To do that, ensure that your current employees are ready when an opportunity for promotion comes around, by building an internal leadership development plan. Creating a framework for training your employees to take on different stages of leadership might sound daunting, but if you begin with the following steps, you'll be on track to help your workers attain their career goals and improve your chances of making successful promotions.
1. View leadership development as an investment portfolio.
You’re investing in your people, so pick a small number of individuals and put a significant amount of training money into each. Sign retention agreements for your fiscal protection. Begin those talented workers' leadership development with assessments in an array of fields, from problem-solving to cognitive skill, to determine a quantitative basis for improvement.
After assessing these future leaders, determine the objective growth potential for each. Johnson & Johnson does this, as Cornell University researchers explained in an article on the conglomerate's training processes. The company puts people who want to rise through its ranks into the Johnson & Johnson Standards of Leadership program. By creating a protocol, the organization ensures all executives will meet basic skills and abilities before moving up the corporate ladder.
2. Choose short-term ways to invest your money.
After you've determined which potential leaders you want to invest in, determine the ways in which you'll do that investing. Limit your choices to short-term activities. For instance, try sending an employee to a conference and then following up after a month or two to see how he or she has implemented the knowledge gained through that experience.
Be careful about sending employees through degree programs, as those are long-term investments that often cost five to 10 times more than individual training courses or conferences. Plus, some employees will use a degree program as a résumé builder or opportunity to find other employment.
3. Ask potential leaders to match your dollar investment with a time investment.
Although it makes sense for you to provide your leaders with the right tools, the entire improvement process can't be up to you. The people you're investing in need to take time outside of their work lives to improve their executive leadership talents. Whether they read books, watch podcasts or take courses, their time match must be consistent and tangible.
Engage your prospective or current executives in regular one-on-one and group coaching sessions to ensure they're following through. They’ll have the chance to report on what they’ve done, what actionable goals they’ve achieved and what they plan to do next.

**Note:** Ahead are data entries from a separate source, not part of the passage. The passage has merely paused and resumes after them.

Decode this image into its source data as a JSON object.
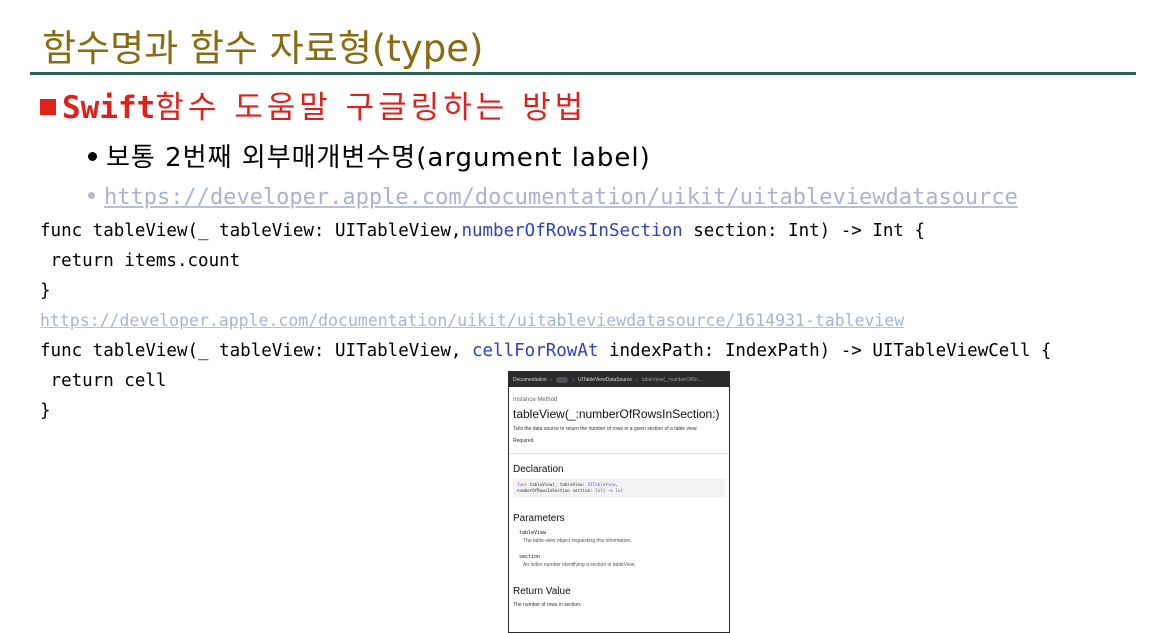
{
  "slide": {
    "title": "함수명과 함수 자료형(type)",
    "heading_code": "Swift",
    "heading_text": "함수 도움말 구글링하는 방법",
    "bullet1": "보통 2번째 외부매개변수명(argument label)",
    "bullet2_link": "https://developer.apple.com/documentation/uikit/uitableviewdatasource"
  },
  "code": {
    "line1_before": "func tableView(_ tableView: UITableView,",
    "line1_highlight": "numberOfRowsInSection",
    "line1_after": " section: Int) -> Int {",
    "line2": " return items.count",
    "line3": "}",
    "link2": "https://developer.apple.com/documentation/uikit/uitableviewdatasource/1614931-tableview",
    "line5_before": "func tableView(_ tableView: UITableView, ",
    "line5_highlight": "cellForRowAt",
    "line5_after": " indexPath: IndexPath) -> UITableViewCell {",
    "line6": " return cell",
    "line7": "}"
  },
  "doc_screenshot": {
    "breadcrumb_root": "Documentation",
    "breadcrumb_mid": "UITableViewDataSource",
    "breadcrumb_leaf": "tableView(_:numberOfRo...",
    "kind": "Instance Method",
    "title": "tableView(_:numberOfRowsInSection:)",
    "summary": "Tells the data source to return the number of rows in a given section of a table view.",
    "required": "Required.",
    "declaration_heading": "Declaration",
    "decl_kw": "func",
    "decl_a": " tableView(_ tableView: ",
    "decl_type1": "UITableView",
    "decl_b": ",",
    "decl_c": "numberOfRowsInSection section: ",
    "decl_type2": "Int",
    "decl_d": ") -> ",
    "decl_type3": "Int",
    "parameters_heading": "Parameters",
    "param1_name": "tableView",
    "param1_desc": "The table-view object requesting this information.",
    "param2_name": "section",
    "param2_desc": "An index number identifying a section in tableView.",
    "return_heading": "Return Value",
    "return_desc": "The number of rows in section."
  },
  "colors": {
    "title": "#8a6b12",
    "rule": "#2c6254",
    "heading": "#e0201b",
    "link": "#a9b3d6",
    "code_highlight": "#2f3fc9"
  }
}
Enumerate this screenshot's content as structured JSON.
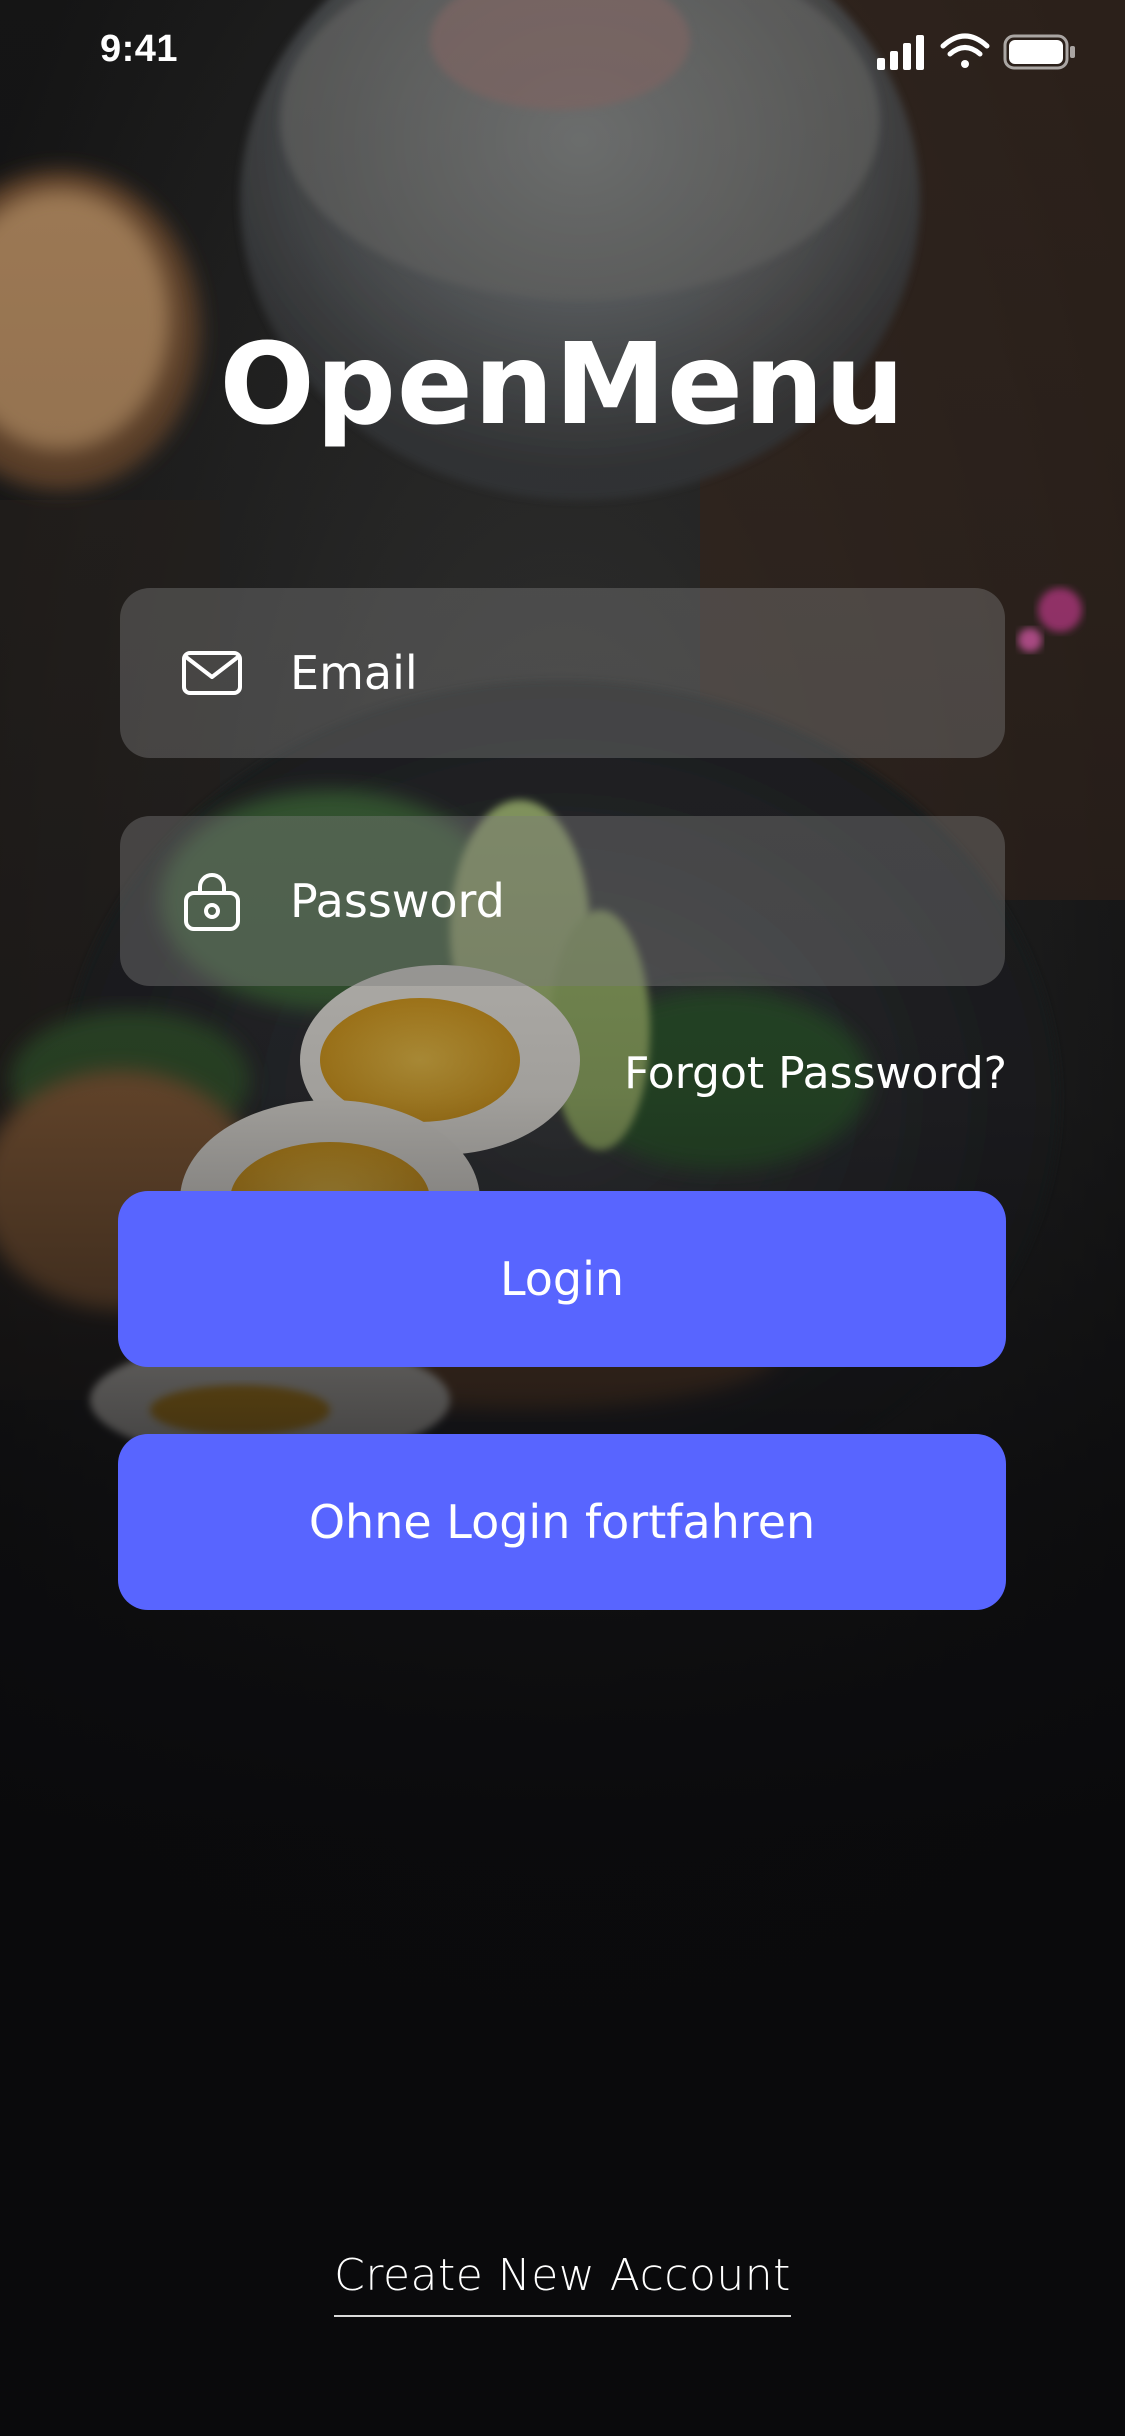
{
  "status_bar": {
    "time": "9:41",
    "icons": [
      "cellular-signal-icon",
      "wifi-icon",
      "battery-icon"
    ]
  },
  "app": {
    "title": "OpenMenu"
  },
  "form": {
    "email": {
      "placeholder": "Email",
      "value": "",
      "icon": "envelope-icon"
    },
    "password": {
      "placeholder": "Password",
      "value": "",
      "icon": "lock-icon"
    },
    "forgot_password_label": "Forgot Password?",
    "login_label": "Login",
    "guest_label": "Ohne Login fortfahren"
  },
  "footer": {
    "create_account_label": "Create New Account"
  },
  "colors": {
    "accent": "#5865ff",
    "field_background": "rgba(125,125,125,0.42)",
    "text": "#ffffff",
    "background": "#0d0d0e"
  }
}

If the coaching session is led by a current or former CEO, your executive can get feedback and advice from someone who's been in his or her shoes. As a bonus, you’ll be at the forefront of your industry if you make strides now. According to a Deloitte report, 56 percent of participating companies surveyed said they hadn't prepped for future leaders, and only 7 percent had millennial-based leadership programming.
At the end of the day, the crux of your company's decision doesn't need to have an external-versus-internal focus. If you commit to improving your most talented, engaged employees through a well-structured leadership development program, the answer to that question should be a no-brainer. With strong organizational support, your hard-working employees have a fighting chance to become your next great executives.